January 29, 2005
NORFOLK — A federal judge Friday denied bond for Dr. Sidney S. Loxley but allowed his wife, Carol Dean Loxley to go free with restrictions as the couple await trial in a suspected prescription-fraud conspiracy.
At a bond hearing, a prosecutor presented sordid details of the couple’s life, including Loxley’s purported alcohol problem and his wife ’s dependence on painkillers and amphetamines, to discourage bail from being granted.
Assistant U.S. Attorney Laura P. Tayman also introduced evidence of domestic assaults between the couple and explored details of custody disputes the Loxleys had with relatives, one involving a bribery allegation.
Loxley, a Chesapeake orthopedic surgeon, faces a 91-count indictment charging him with drug trafficking resulting in the deaths of four patients, as well as illegally dealing prescription drugs and money laundering. His wife faces more than 30 counts related to the alleged prescription fraud and money laundering.
The Loxleys’ attorney, Andrew M. Sacks, told the judge that both clients should be freed, arguing that the case, if anything, is malpractice in nature …not criminal.

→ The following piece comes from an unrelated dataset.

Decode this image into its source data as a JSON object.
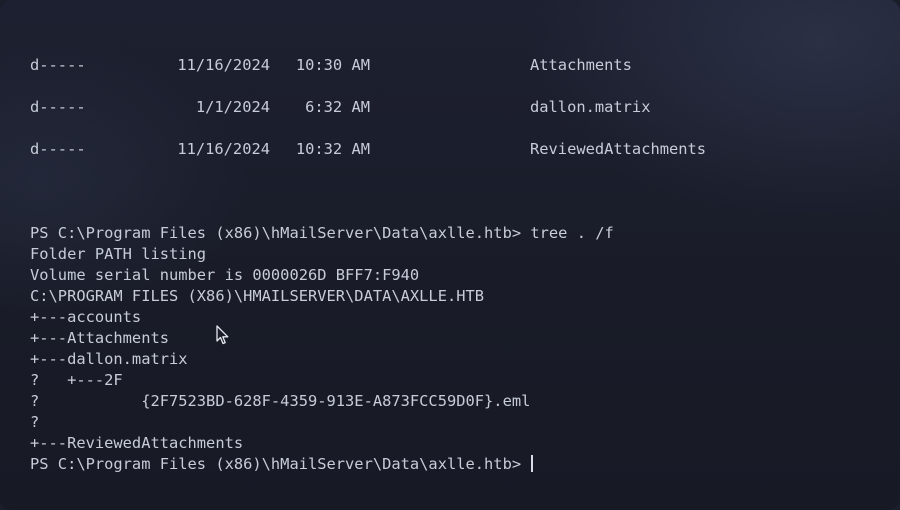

Magistrate James E. Bradberry ordered that Loxley remain jailed without bond pending trial. The judge cited a potential danger to the community and the possibility he might flee. He allowed Carol Loxley out on $25,000 bail, but ordered her placed on house arrest with electronic monitoring and drug screening. No trial date has been set.
Loxley is accused of prescribing heavy doses of narcotics such as Demerol and Oxycontin to patients already suffering from addiction. Four patients died, the indictment says, as a direct result of drugs prescribed by Loxley.
Tayman offered numerous incidents not listed in the indictment in her effort to keep the couple behind bars.
She cited 15 police calls to the couple’s house in Chesapeake over the past year, most for complaints of assault on each other.
Tayman also noted Loxley’s arrest on Jan. 19 when local police stopped his car and found him driving with a cup of vodka and soda with his wife and her 18-month-old grandson in the car.
He was charged that day with driving under the influence and driving on a restricted license from a previous alcohol related stop. Records show Loxley was arrested Sept. 1 on a DUI charge. Tayman said his blood-alcohol content that day registered 0.23 percent, or just under three times the legal limit.
Tayman also noted Carol Loxley’s attempt in 2003 to bribe an attorney $25,000 to obtain for her husband custody of his son from a previous marriage. She was convicted of a misdemeanor in that case and fined $500, court records say.